A prominent Azerbaijani journalist and political analyst has been deported from Turkey and arrested in Azerbaijan on charges of high treason reportedly stemming from his repeated trips to Armenia.
Rauf Mirkadyrov, a veteran columnist for the Baku-based newspaper “Zerkalo,” was put on a plane in Ankara at the weekend and flown to Baku, where was immediately detained by officers of the Azerbaijani National Security Ministry. Mirkadyrov’s lawyer told Azerbaijani media afterwards that his client has been charged with espionage.
Mirkadyrov was formally remanded in pre-trial custody on Monday. In a statement cited by local news agencies, Azerbaijan’s Office of the Prosecutor-General claimed that Mirkadyrov was recruited by Armenian intelligence agents in 2008. It said he repeatedly met with them in Armenia, Georgia and Turkey in the following years to pass on “information about the political, social and military situation” in Azerbaijan that included state secrets.
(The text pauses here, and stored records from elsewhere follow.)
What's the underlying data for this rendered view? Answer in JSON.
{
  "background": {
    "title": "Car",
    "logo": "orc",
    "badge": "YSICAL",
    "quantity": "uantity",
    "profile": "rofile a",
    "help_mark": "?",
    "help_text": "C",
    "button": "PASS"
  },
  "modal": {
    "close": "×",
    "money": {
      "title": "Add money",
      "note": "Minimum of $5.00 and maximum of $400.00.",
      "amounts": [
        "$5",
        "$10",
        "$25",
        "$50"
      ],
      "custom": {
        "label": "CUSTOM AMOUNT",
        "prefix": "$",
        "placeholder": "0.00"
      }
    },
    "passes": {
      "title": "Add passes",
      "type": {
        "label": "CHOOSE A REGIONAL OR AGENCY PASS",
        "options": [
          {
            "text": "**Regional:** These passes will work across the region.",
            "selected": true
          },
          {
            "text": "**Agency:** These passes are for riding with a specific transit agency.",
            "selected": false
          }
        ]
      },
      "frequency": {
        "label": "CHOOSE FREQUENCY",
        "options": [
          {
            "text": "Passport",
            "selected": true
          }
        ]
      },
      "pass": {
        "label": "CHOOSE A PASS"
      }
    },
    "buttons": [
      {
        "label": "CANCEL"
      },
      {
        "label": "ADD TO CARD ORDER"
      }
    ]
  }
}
“We are also told that he has visited Armenia and held a number of meetings there without the knowledge of official representatives of Azerbaijan’s government,” the APA news agency reported earlier in the day.
“Zerkalo” scoffed at the espionage accusation. “Any honest Azerbaijani journalist can only work for them [Armenians,]” the Russian-language independent paper commented sarcastically on its website.
“Armenia occupied about 20 percent of Azerbaijani territory and the war between the two states is still not over. Therefore, negotiations can only be conducted by the two heads of state,” Elchin Behbudov of the Azerbaijani Committee Against Torture was quoted by APA as saying in connection with the high-profile case.
Mirkadyrov’s analytical articles written for “Zerkalo” on an almost daily basis have generally focused on the unresolved Nagorno-Karabakh conflict and broader regional geopolitics. Since late 1990s he has repeatedly visited Armenia for regional or Armenian-Azerbaijani forums sponsored by Western governments and private institutions. His most recent trip to Yerevan took place in December.
The Institute of Peace and Democracy (IPD), a Baku-based non-governmental organization that has long organized meetings with Armenian civil society members, condemned Mirkadyrov’s arrest, saying that it heralds a government ban on people-to-people contacts with Azerbaijan’s arch-foe.
“After President Ilham Aliyev came to power [in 2003] the conduct in Azerbaijan of conferences organized by NGOs with the participation of invited colleagues from Armenia became impossible,” the IPD director, Leyla Yunus, said in a statement posted on the contact.az news portal. “For the past 10 years such joint meetings have been possible only outside Azerbaijan and in Armenia in particular.”
Yunus argued that such Western-backed contacts are important for a resolution of the Karabakh conflict in the absence of progress in the long-running peace talks between the Armenian and Azerbaijani governments. She cited recent statements to that effect made by James Warlick, the U.S. mediator in the Karabakh peace process. Mirkadyrov’s arrest will preclude “further visits by Azerbaijani civil society activists to Armenia,” added Yunus.
The Azerbaijani authorities reportedly attempted to officially ban any contact with Armenians not sanctioned by them with a bill that was submitted to parliament a year ago. The proposed legislation was dropped following a domestic and international uproar.
Mirkadyrov has lived in Turkey with his family for the past three years. He is said to have told a colleague shortly before his arrest that he got in trouble with the Turkish authorities immediately after Turkish Prime Minister Recep Tayyip Erdogan’s April 7 visit to Baku.
Another Azerbaijani journalist, Mahir Zeynalov, was deported from Turkey in February. He blamed the expulsion on his criticism of Erdogan’s government.
According to the New York-based Committee to Project Journalists (CPJ), at least eight Azerbaijani reporters were in jail in relation to their work prior to Mirkadyrov’s arrest. One of them, Tofiq Yaqublu, was sentenced to five years in prison last month for “organizing mass disturbances” in January 2013. The CPJ condemned the verdict as baseless and politically motivated.